Market failures can take a number of different forms. One way market failures can arise is from information asymmetries. Consider decentralized forms of business activity, even in so-called tradable parts of the economy. These markets are characterized by limited information, which tends to result in buyers and sellers not exploring all possible transactions. Instead, they maintain a restricted number of commercial deals. Thus, decentralized markets often give rise to close and repeated ‘customer’ connections that normally lead to long-term relationships. Decentralized business activity thus becomes socially embedded within distinctive national jurisdictions. This can increase the transactions costs associated with doing business on a cross border basis: businesses are not aware of market opportunities that they could potentially exploit in another jurisdiction.
Another market failure takes the form of a coordination deficit. As already pointed out. national business systems use different rules to regulate and support domestic economic and business activities. These different rules almost always embody contrasting social preferences and as a result are invariably an institutional expression of domestic social and economic priorities. Ensuring that an alignment exists between institutional rules and underlying business activity is an on-going challenge encountered by nearly all national business systems. But the challenge becomes even more complex when the matter of cross border economic and business cooperation or integration is placed on the policy agenda. Incompatible national rules, which can range from different public expenditure priorities to contrasting forms of employment regulation, can constrain the scale or scope of cross border economic cooperation. Seeking greater cross border cooperation in the context of institutional misalignment, or even incongruence, between different national business systems can be viewed as a coordination deficit.

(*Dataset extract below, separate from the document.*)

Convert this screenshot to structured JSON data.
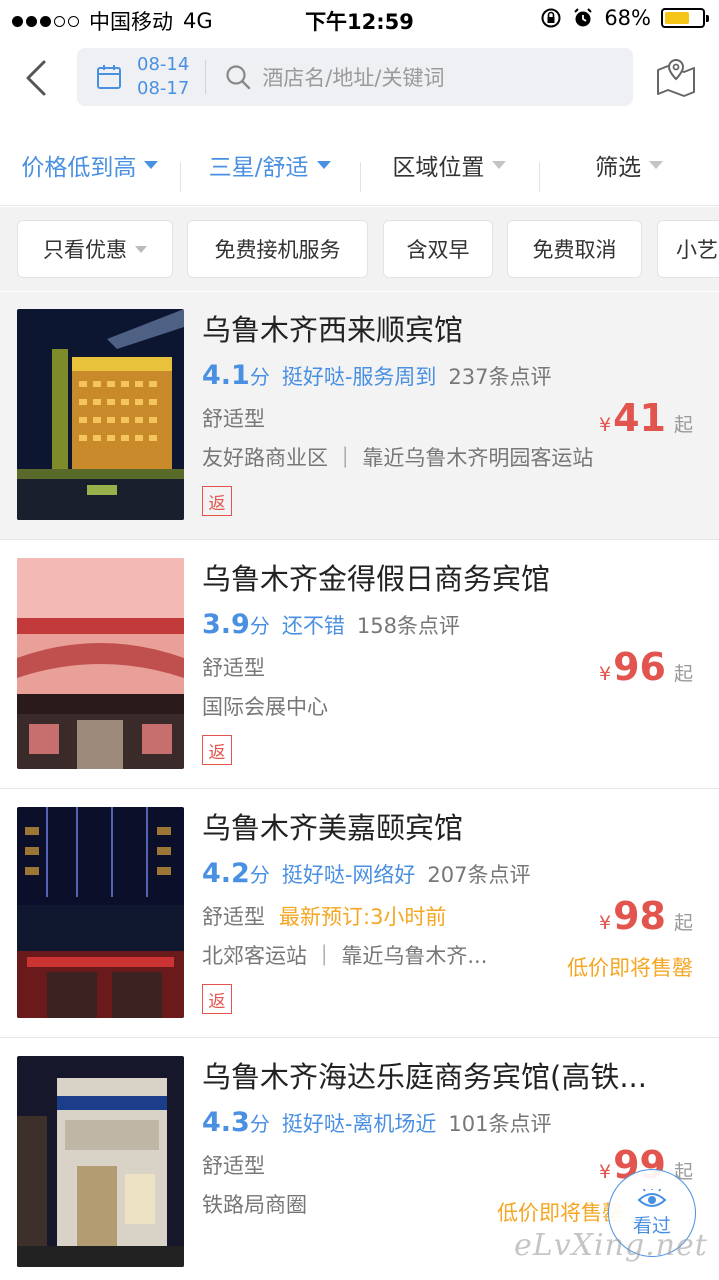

As a result, addressing such coordination deficits should be factored into any programme for cross border economic activity.